ABOUT THIS EXERCISE:
Each line of the material must appear again in the answer, exactly.
▶
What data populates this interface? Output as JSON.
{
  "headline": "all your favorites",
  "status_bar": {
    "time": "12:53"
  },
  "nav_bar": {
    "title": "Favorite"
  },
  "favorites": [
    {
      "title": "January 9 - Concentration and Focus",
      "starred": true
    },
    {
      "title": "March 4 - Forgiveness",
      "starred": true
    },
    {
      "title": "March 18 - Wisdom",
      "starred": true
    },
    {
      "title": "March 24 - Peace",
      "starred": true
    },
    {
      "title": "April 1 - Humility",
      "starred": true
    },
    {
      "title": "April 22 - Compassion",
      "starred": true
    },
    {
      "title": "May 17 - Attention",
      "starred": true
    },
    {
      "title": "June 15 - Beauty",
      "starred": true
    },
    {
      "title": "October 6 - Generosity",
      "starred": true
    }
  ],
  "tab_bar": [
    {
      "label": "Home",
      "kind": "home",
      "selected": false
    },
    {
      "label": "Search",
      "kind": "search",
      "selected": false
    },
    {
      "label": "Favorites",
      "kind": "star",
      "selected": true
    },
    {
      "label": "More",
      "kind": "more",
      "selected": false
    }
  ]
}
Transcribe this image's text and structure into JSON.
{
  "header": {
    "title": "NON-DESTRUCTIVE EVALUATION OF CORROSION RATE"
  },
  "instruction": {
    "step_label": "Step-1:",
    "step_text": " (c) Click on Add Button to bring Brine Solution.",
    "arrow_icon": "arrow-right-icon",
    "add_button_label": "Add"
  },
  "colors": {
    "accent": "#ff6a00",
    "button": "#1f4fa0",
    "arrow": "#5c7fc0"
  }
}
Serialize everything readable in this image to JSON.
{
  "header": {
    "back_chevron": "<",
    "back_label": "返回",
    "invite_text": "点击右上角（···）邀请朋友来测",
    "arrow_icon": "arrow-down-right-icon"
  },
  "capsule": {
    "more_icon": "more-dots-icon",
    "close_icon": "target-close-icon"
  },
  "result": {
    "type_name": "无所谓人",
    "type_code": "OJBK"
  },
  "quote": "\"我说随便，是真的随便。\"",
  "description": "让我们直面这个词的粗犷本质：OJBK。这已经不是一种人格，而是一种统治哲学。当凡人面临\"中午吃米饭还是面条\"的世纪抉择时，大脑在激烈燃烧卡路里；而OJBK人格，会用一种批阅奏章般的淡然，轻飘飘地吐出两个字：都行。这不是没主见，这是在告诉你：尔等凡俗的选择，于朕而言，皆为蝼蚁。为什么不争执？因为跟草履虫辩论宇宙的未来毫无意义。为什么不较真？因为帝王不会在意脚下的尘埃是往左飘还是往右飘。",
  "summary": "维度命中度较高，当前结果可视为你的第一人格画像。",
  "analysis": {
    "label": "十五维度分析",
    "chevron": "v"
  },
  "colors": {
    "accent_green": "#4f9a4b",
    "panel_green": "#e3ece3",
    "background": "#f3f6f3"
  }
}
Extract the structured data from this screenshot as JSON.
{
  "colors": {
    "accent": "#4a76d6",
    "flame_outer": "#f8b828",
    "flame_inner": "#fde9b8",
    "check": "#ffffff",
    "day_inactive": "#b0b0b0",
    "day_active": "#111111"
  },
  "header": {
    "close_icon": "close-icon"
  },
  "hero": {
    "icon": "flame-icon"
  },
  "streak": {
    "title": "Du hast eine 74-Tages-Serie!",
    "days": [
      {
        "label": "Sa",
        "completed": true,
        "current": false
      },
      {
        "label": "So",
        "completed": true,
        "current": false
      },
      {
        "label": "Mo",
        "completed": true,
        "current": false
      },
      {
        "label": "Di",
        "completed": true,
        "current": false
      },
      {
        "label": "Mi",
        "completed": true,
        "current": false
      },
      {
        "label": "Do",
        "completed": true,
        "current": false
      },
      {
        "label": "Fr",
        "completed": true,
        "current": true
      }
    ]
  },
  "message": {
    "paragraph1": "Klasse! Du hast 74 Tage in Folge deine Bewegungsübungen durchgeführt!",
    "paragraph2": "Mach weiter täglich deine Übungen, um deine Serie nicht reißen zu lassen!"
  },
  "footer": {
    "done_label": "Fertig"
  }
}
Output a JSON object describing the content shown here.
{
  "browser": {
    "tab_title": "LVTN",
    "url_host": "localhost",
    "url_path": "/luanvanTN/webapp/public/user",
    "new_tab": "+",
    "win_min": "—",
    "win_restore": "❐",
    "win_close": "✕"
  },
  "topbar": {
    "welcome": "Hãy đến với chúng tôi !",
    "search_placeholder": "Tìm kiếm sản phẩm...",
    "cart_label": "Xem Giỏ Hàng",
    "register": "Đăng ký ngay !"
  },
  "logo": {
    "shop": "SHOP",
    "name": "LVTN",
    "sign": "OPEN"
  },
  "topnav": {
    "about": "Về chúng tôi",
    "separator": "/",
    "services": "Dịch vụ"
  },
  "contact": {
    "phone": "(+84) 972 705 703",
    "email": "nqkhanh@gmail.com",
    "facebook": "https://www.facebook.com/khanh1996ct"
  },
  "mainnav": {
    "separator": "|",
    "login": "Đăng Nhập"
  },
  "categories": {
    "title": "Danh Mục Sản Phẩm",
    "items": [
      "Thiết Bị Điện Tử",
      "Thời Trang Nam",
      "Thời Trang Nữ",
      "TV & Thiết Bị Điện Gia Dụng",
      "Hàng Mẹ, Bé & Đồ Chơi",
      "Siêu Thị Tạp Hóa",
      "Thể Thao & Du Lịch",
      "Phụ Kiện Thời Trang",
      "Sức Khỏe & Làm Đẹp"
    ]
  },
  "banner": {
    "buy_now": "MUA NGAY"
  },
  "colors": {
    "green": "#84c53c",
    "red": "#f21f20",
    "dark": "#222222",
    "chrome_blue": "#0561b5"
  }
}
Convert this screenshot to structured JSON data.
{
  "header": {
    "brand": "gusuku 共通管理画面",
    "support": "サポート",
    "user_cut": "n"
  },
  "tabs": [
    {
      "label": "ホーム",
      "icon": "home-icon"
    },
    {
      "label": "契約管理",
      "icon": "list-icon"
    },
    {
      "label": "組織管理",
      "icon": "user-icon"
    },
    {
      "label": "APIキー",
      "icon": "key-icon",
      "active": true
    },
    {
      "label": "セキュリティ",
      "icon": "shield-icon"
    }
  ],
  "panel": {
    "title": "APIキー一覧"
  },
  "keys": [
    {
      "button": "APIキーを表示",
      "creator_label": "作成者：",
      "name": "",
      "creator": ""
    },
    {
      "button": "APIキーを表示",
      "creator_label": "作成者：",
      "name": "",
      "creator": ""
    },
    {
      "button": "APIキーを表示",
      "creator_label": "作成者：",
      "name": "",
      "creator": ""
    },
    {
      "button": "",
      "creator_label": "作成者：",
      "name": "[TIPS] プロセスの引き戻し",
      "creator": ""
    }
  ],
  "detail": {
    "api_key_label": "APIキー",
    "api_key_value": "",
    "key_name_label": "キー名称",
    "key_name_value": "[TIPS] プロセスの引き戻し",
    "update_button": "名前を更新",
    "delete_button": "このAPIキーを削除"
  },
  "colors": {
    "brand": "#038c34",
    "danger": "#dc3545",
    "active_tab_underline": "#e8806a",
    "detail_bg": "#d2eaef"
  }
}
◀
WRITTEN ANSWER:
What data populates this interface? Output as JSON.
{
  "headline": "all your favorites",
  "status_bar": {
    "time": "12:53"
  },
  "nav_bar": {
    "title": "Favorite"
  },
  "favorites": [
    {
      "title": "January 9 - Concentration and Focus",
      "starred": true
    },
    {
      "title": "March 4 - Forgiveness",
      "starred": true
    },
    {
      "title": "March 18 - Wisdom",
      "starred": true
    },
    {
      "title": "March 24 - Peace",
      "starred": true
    },
    {
      "title": "April 1 - Humility",
      "starred": true
    },
    {
      "title": "April 22 - Compassion",
      "starred": true
    },
    {
      "title": "May 17 - Attention",
      "starred": true
    },
    {
      "title": "June 15 - Beauty",
      "starred": true
    },
    {
      "title": "October 6 - Generosity",
      "starred": true
    }
  ],
  "tab_bar": [
    {
      "label": "Home",
      "kind": "home",
      "selected": false
    },
    {
      "label": "Search",
      "kind": "search",
      "selected": false
    },
    {
      "label": "Favorites",
      "kind": "star",
      "selected": true
    },
    {
      "label": "More",
      "kind": "more",
      "selected": false
    }
  ]
}
Transcribe this image's text and structure into JSON.
{
  "header": {
    "title": "NON-DESTRUCTIVE EVALUATION OF CORROSION RATE"
  },
  "instruction": {
    "step_label": "Step-1:",
    "step_text": " (c) Click on Add Button to bring Brine Solution.",
    "arrow_icon": "arrow-right-icon",
    "add_button_label": "Add"
  },
  "colors": {
    "accent": "#ff6a00",
    "button": "#1f4fa0",
    "arrow": "#5c7fc0"
  }
}
Serialize everything readable in this image to JSON.
{
  "header": {
    "back_chevron": "<",
    "back_label": "返回",
    "invite_text": "点击右上角（···）邀请朋友来测",
    "arrow_icon": "arrow-down-right-icon"
  },
  "capsule": {
    "more_icon": "more-dots-icon",
    "close_icon": "target-close-icon"
  },
  "result": {
    "type_name": "无所谓人",
    "type_code": "OJBK"
  },
  "quote": "\"我说随便，是真的随便。\"",
  "description": "让我们直面这个词的粗犷本质：OJBK。这已经不是一种人格，而是一种统治哲学。当凡人面临\"中午吃米饭还是面条\"的世纪抉择时，大脑在激烈燃烧卡路里；而OJBK人格，会用一种批阅奏章般的淡然，轻飘飘地吐出两个字：都行。这不是没主见，这是在告诉你：尔等凡俗的选择，于朕而言，皆为蝼蚁。为什么不争执？因为跟草履虫辩论宇宙的未来毫无意义。为什么不较真？因为帝王不会在意脚下的尘埃是往左飘还是往右飘。",
  "summary": "维度命中度较高，当前结果可视为你的第一人格画像。",
  "analysis": {
    "label": "十五维度分析",
    "chevron": "v"
  },
  "colors": {
    "accent_green": "#4f9a4b",
    "panel_green": "#e3ece3",
    "background": "#f3f6f3"
  }
}
Extract the structured data from this screenshot as JSON.
{
  "colors": {
    "accent": "#4a76d6",
    "flame_outer": "#f8b828",
    "flame_inner": "#fde9b8",
    "check": "#ffffff",
    "day_inactive": "#b0b0b0",
    "day_active": "#111111"
  },
  "header": {
    "close_icon": "close-icon"
  },
  "hero": {
    "icon": "flame-icon"
  },
  "streak": {
    "title": "Du hast eine 74-Tages-Serie!",
    "days": [
      {
        "label": "Sa",
        "completed": true,
        "current": false
      },
      {
        "label": "So",
        "completed": true,
        "current": false
      },
      {
        "label": "Mo",
        "completed": true,
        "current": false
      },
      {
        "label": "Di",
        "completed": true,
        "current": false
      },
      {
        "label": "Mi",
        "completed": true,
        "current": false
      },
      {
        "label": "Do",
        "completed": true,
        "current": false
      },
      {
        "label": "Fr",
        "completed": true,
        "current": true
      }
    ]
  },
  "message": {
    "paragraph1": "Klasse! Du hast 74 Tage in Folge deine Bewegungsübungen durchgeführt!",
    "paragraph2": "Mach weiter täglich deine Übungen, um deine Serie nicht reißen zu lassen!"
  },
  "footer": {
    "done_label": "Fertig"
  }
}
Output a JSON object describing the content shown here.
{
  "browser": {
    "tab_title": "LVTN",
    "url_host": "localhost",
    "url_path": "/luanvanTN/webapp/public/user",
    "new_tab": "+",
    "win_min": "—",
    "win_restore": "❐",
    "win_close": "✕"
  },
  "topbar": {
    "welcome": "Hãy đến với chúng tôi !",
    "search_placeholder": "Tìm kiếm sản phẩm...",
    "cart_label": "Xem Giỏ Hàng",
    "register": "Đăng ký ngay !"
  },
  "logo": {
    "shop": "SHOP",
    "name": "LVTN",
    "sign": "OPEN"
  },
  "topnav": {
    "about": "Về chúng tôi",
    "separator": "/",
    "services": "Dịch vụ"
  },
  "contact": {
    "phone": "(+84) 972 705 703",
    "email": "nqkhanh@gmail.com",
    "facebook": "https://www.facebook.com/khanh1996ct"
  },
  "mainnav": {
    "separator": "|",
    "login": "Đăng Nhập"
  },
  "categories": {
    "title": "Danh Mục Sản Phẩm",
    "items": [
      "Thiết Bị Điện Tử",
      "Thời Trang Nam",
      "Thời Trang Nữ",
      "TV & Thiết Bị Điện Gia Dụng",
      "Hàng Mẹ, Bé & Đồ Chơi",
      "Siêu Thị Tạp Hóa",
      "Thể Thao & Du Lịch",
      "Phụ Kiện Thời Trang",
      "Sức Khỏe & Làm Đẹp"
    ]
  },
  "banner": {
    "buy_now": "MUA NGAY"
  },
  "colors": {
    "green": "#84c53c",
    "red": "#f21f20",
    "dark": "#222222",
    "chrome_blue": "#0561b5"
  }
}
Convert this screenshot to structured JSON data.
{
  "header": {
    "brand": "gusuku 共通管理画面",
    "support": "サポート",
    "user_cut": "n"
  },
  "tabs": [
    {
      "label": "ホーム",
      "icon": "home-icon"
    },
    {
      "label": "契約管理",
      "icon": "list-icon"
    },
    {
      "label": "組織管理",
      "icon": "user-icon"
    },
    {
      "label": "APIキー",
      "icon": "key-icon",
      "active": true
    },
    {
      "label": "セキュリティ",
      "icon": "shield-icon"
    }
  ],
  "panel": {
    "title": "APIキー一覧"
  },
  "keys": [
    {
      "button": "APIキーを表示",
      "creator_label": "作成者：",
      "name": "",
      "creator": ""
    },
    {
      "button": "APIキーを表示",
      "creator_label": "作成者：",
      "name": "",
      "creator": ""
    },
    {
      "button": "APIキーを表示",
      "creator_label": "作成者：",
      "name": "",
      "creator": ""
    },
    {
      "button": "",
      "creator_label": "作成者：",
      "name": "[TIPS] プロセスの引き戻し",
      "creator": ""
    }
  ],
  "detail": {
    "api_key_label": "APIキー",
    "api_key_value": "",
    "key_name_label": "キー名称",
    "key_name_value": "[TIPS] プロセスの引き戻し",
    "update_button": "名前を更新",
    "delete_button": "このAPIキーを削除"
  },
  "colors": {
    "brand": "#038c34",
    "danger": "#dc3545",
    "active_tab_underline": "#e8806a",
    "detail_bg": "#d2eaef"
  }
}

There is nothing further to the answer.